Amyloidosis is a rare but devastating disease. The ability to offer effective early detection and efficient monitoring of the disease by imaging will increase treatment success, and offer hope to patients.
Knoxville, Tennessee (PRWEB) November 07, 2013
Solex LLC. has licensed a peptide-based technology for the diagnostic visualization of amyloid burden in patients with amyloid-related diseases by using molecular imaging techniques. This 31 amino acid, synthetic peptide p5 can be easily produced for human use, and can be tagged with common radioactive nuclides. When injected into a patient, scanners can visualize where the disease is located. A few of the many targets that p5 can image include amyloid associated with Alzheimer's disease (Aβ) - cerebral amyloid angiopathy, type 2 diabetes (AIAPP), rheumatoid arthritis (AA), and aging (ATTR).

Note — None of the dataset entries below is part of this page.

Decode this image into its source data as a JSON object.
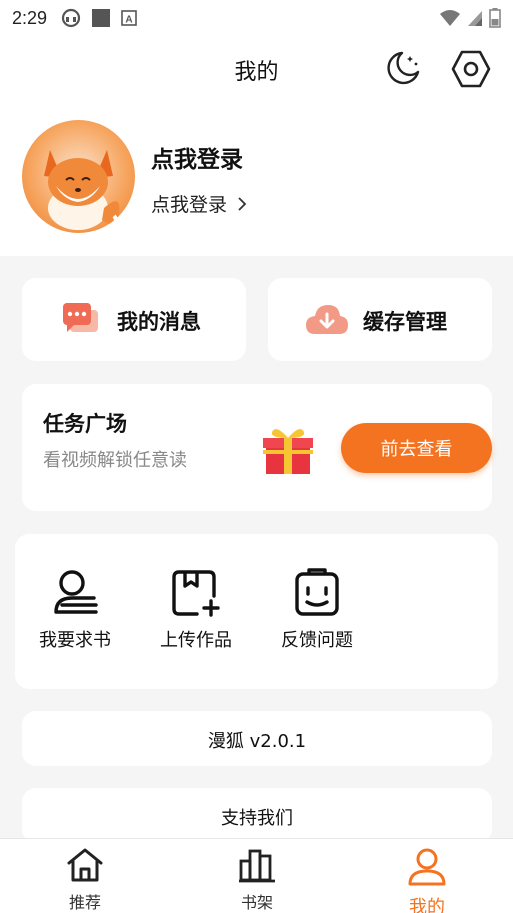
{
  "status_bar": {
    "time": "2:29"
  },
  "header": {
    "title": "我的"
  },
  "profile": {
    "name": "点我登录",
    "sub_label": "点我登录"
  },
  "quick_actions": [
    {
      "label": "我的消息",
      "icon": "message-icon"
    },
    {
      "label": "缓存管理",
      "icon": "cloud-download-icon"
    }
  ],
  "task": {
    "title": "任务广场",
    "subtitle": "看视频解锁任意读",
    "button_label": "前去查看"
  },
  "tools": [
    {
      "label": "我要求书",
      "icon": "request-book-icon"
    },
    {
      "label": "上传作品",
      "icon": "upload-work-icon"
    },
    {
      "label": "反馈问题",
      "icon": "feedback-icon"
    }
  ],
  "rows": [
    {
      "label": "漫狐 v2.0.1"
    },
    {
      "label": "支持我们"
    }
  ],
  "tabs": [
    {
      "label": "推荐",
      "icon": "home-icon"
    },
    {
      "label": "书架",
      "icon": "bookshelf-icon"
    },
    {
      "label": "我的",
      "icon": "user-icon"
    }
  ],
  "colors": {
    "accent": "#f47321",
    "background": "#f5f5f5",
    "card": "#ffffff"
  }
}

Other methods for imaging amyloid employ agents that cannot be used in the USA, thus peptide p5 is the future in diagnostic imaging of amyloid related diseases in this country.
Solex LLC. is comprised of a team of researchers from the University of Tennessee Medical Center, Knoxville who’s combined experience in the amyloid field has led to the discovery of peptide p5. The primary focus of this team for over 15 years has been amyloidosis and amyloid related disorders. Solex has now found the solution for amyloid detection. Solex LLC. is a spin-off from the work performed at the University of Tennessee Medical Center, Knoxville and the researchers have partnered with the University of Tennessee Research Foundation to promote this intellectual property to the patients it was intended to serve.
The synthetic peptide p5 may be coupled with the long-lived radionuclide iodine-124 to allow nationwide delivery of patient-ready doses. PET/CT (Positron Emission Tomography/Computed Tomography) imaging using this radiotracer will provide a rapid, quantitative diagnostic test and tool for monitoring the response to therapy in patients with amyloidosis. This same technology with future development may also serve as a vital tool for detecting cerebral amyloid angiopathy in patients with Alzheimer's disease - as well as the amyloid in patients with type 2 diabetes (AIAPP), rheumatoid arthritis (AA), and certain forms of cancer.
In preclinical studies, the peptide has been shown to be highly effective at binding to amyloid in a mouse model of (AA) amyloidosis. The binding of the radiolabeled p5 was able to detect and pinpoint the location of disease using both PET and SPECT (Single Photon Emission Tomography) imaging techniques. Imaging of laboratory mice with p5 peptide has been compared directly with a radiotracer that is routinely used in Europe, serum amyloid P component, for imaging patients with amyloidosis, and it has been shown to be equivalent for imaging in liver and spleen and superior in imaging of disease in heart and pancreas. In contrast to the European reagent, the new peptide radiotracer is licensable in the US and easy to produce as human grade material.
The principal goal of Solex is to test peptide p5 radiotracer in an FDA-approved clinical trial in patients with peripheral amyloidosis such as AA. Solex plans to use p5 initially within hospitals in the USA and North America, and then expand its use to international sites as well. Patients across the United States need peptide p5 to aid in their treatment. With the help of this diagnostic tool patients will finally have an answer.